- TASK TO COMPLETE:
Each entry that appears below should be restated exactly as it is.

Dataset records

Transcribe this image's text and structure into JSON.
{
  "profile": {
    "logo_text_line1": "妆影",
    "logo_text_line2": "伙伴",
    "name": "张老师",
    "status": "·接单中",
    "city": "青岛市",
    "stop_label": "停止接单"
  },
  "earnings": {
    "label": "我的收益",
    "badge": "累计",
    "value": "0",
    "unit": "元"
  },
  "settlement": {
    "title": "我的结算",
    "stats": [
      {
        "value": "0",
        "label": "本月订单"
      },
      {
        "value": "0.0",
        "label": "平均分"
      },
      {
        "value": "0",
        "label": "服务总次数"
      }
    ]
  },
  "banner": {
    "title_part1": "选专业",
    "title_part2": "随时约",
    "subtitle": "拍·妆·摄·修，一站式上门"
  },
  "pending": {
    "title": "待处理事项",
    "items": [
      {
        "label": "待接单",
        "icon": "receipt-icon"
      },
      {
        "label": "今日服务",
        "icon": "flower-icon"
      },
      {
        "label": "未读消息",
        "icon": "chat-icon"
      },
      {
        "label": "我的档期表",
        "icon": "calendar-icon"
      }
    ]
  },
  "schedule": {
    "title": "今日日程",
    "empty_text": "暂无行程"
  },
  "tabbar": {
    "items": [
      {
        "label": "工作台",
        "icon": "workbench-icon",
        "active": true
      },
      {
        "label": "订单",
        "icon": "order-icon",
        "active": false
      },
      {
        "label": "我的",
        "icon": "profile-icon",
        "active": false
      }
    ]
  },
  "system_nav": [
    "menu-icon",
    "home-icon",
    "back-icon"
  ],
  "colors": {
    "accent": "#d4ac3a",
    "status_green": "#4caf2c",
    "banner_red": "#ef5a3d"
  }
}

- ANSWER BOX:
Transcribe this image's text and structure into JSON.
{
  "profile": {
    "logo_text_line1": "妆影",
    "logo_text_line2": "伙伴",
    "name": "张老师",
    "status": "·接单中",
    "city": "青岛市",
    "stop_label": "停止接单"
  },
  "earnings": {
    "label": "我的收益",
    "badge": "累计",
    "value": "0",
    "unit": "元"
  },
  "settlement": {
    "title": "我的结算",
    "stats": [
      {
        "value": "0",
        "label": "本月订单"
      },
      {
        "value": "0.0",
        "label": "平均分"
      },
      {
        "value": "0",
        "label": "服务总次数"
      }
    ]
  },
  "banner": {
    "title_part1": "选专业",
    "title_part2": "随时约",
    "subtitle": "拍·妆·摄·修，一站式上门"
  },
  "pending": {
    "title": "待处理事项",
    "items": [
      {
        "label": "待接单",
        "icon": "receipt-icon"
      },
      {
        "label": "今日服务",
        "icon": "flower-icon"
      },
      {
        "label": "未读消息",
        "icon": "chat-icon"
      },
      {
        "label": "我的档期表",
        "icon": "calendar-icon"
      }
    ]
  },
  "schedule": {
    "title": "今日日程",
    "empty_text": "暂无行程"
  },
  "tabbar": {
    "items": [
      {
        "label": "工作台",
        "icon": "workbench-icon",
        "active": true
      },
      {
        "label": "订单",
        "icon": "order-icon",
        "active": false
      },
      {
        "label": "我的",
        "icon": "profile-icon",
        "active": false
      }
    ]
  },
  "system_nav": [
    "menu-icon",
    "home-icon",
    "back-icon"
  ],
  "colors": {
    "accent": "#d4ac3a",
    "status_green": "#4caf2c",
    "banner_red": "#ef5a3d"
  }
}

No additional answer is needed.